Sun and Moon, Ice and Snow
Jessica Day George
The lass has grown up without a name, in a world of constant winter. But when a mysterious white bear shows up on the doorstep, the lass' special gift of speaking to animals offers her an opportunity to help her family. So she agrees to travel with the bear back to his strange castle and remain with him there for a year in exchange for her family's wealth. However, neither the bear, his bizarre servants, nor the lass herself are what they seem.
Now, I've got to put it out there that I am a sucker for a fairy or folk tale retell. So, with my bias out in the open, I can say that I genuinely enjoyed this particular retelling of the Norse story, 'East of the Sun, West of the Moon.' Despite remaining nameless for nearly the entire novel, the main character is admirable and sympathetic. Within the first few chapters, the reader is able to gain a good picture of her family and her background as well as her individual personality; so when she goes on her strange journey, the audience is happy to follow her.
The plot has pretty steady action and the mystery is revealed slowly, keeping the reader hooked until the final chapters. The romance is sweet and generally satisfying.
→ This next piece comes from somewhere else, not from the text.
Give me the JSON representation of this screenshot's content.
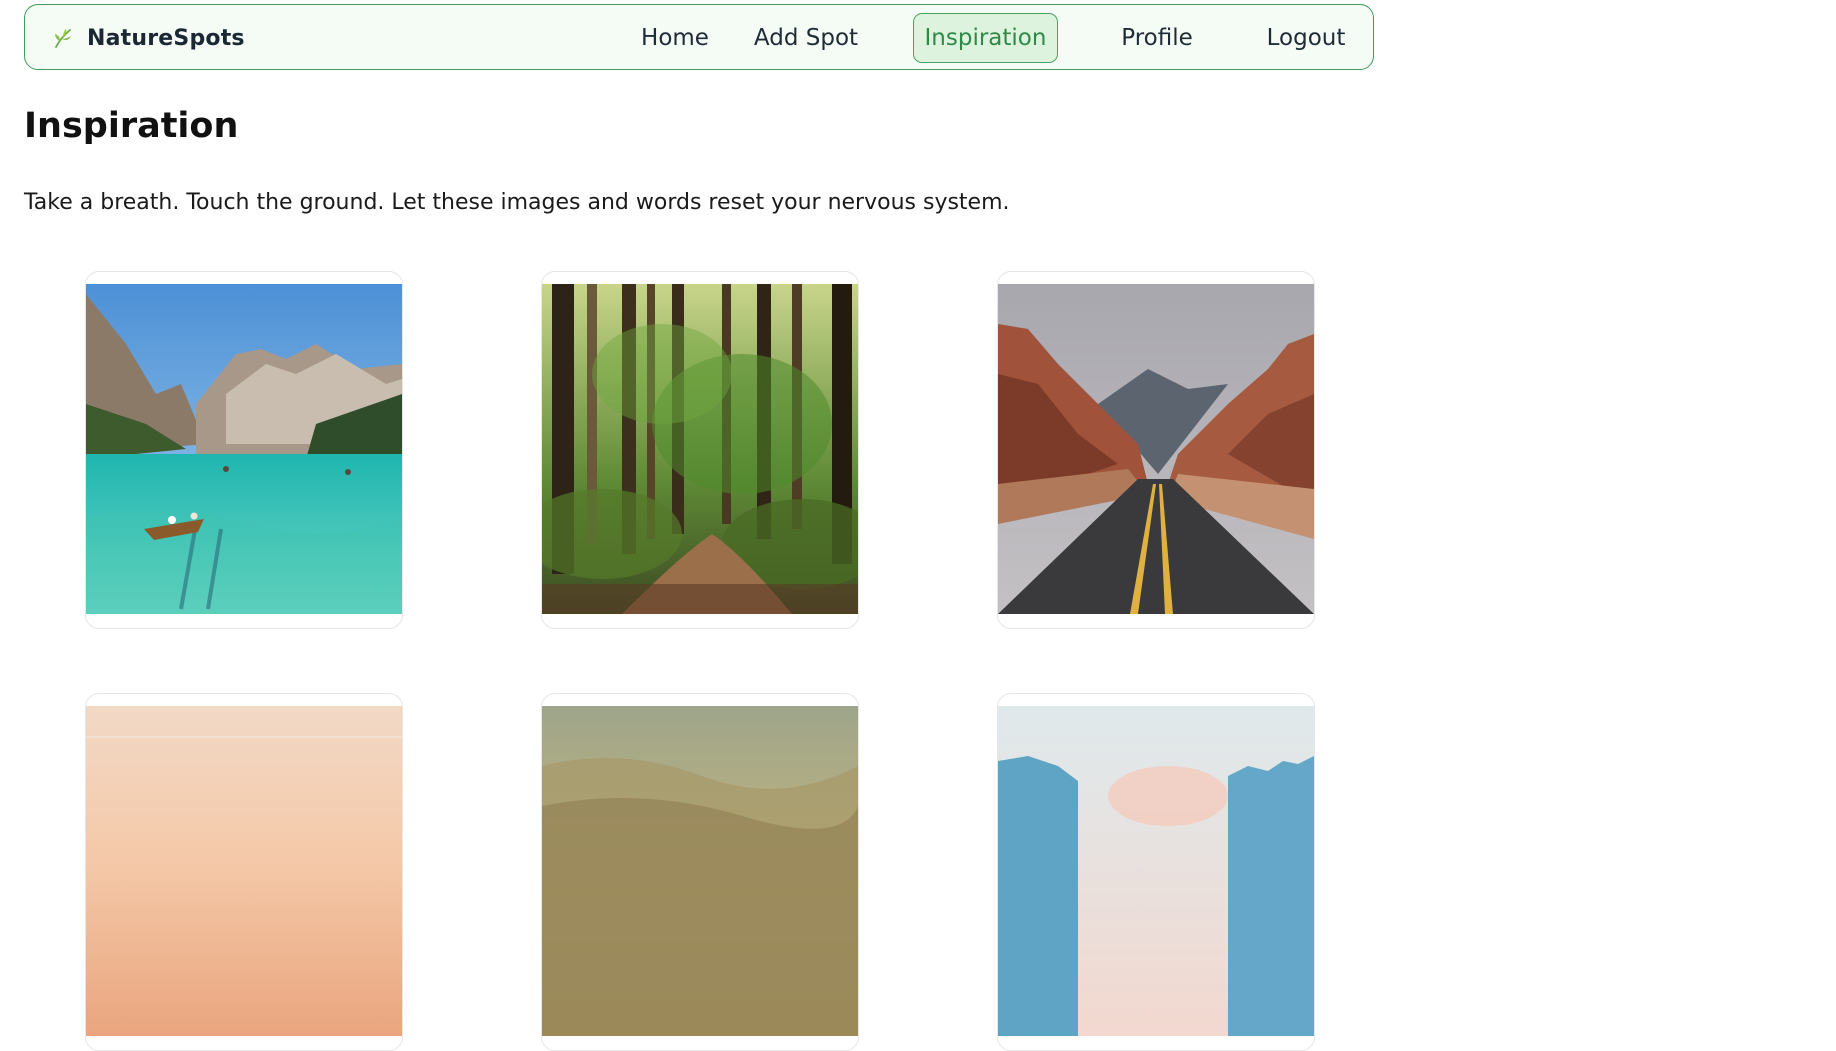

The story feels a little unoriginal at times and the conclusion was somewhat rushed but overall, this novel is fresh pick for lovers of fairy and folk tale retellings and romantic fantasy. I read Edith Pattou's version of the same tale, East, a few years ago and think that I might prefer it. However, Sun and Moon, Ice and Snow might work better for a younger teen audience. It could match well with novels by Gail Carson Levine, Robin McKinley, or Donna Jo Napoli.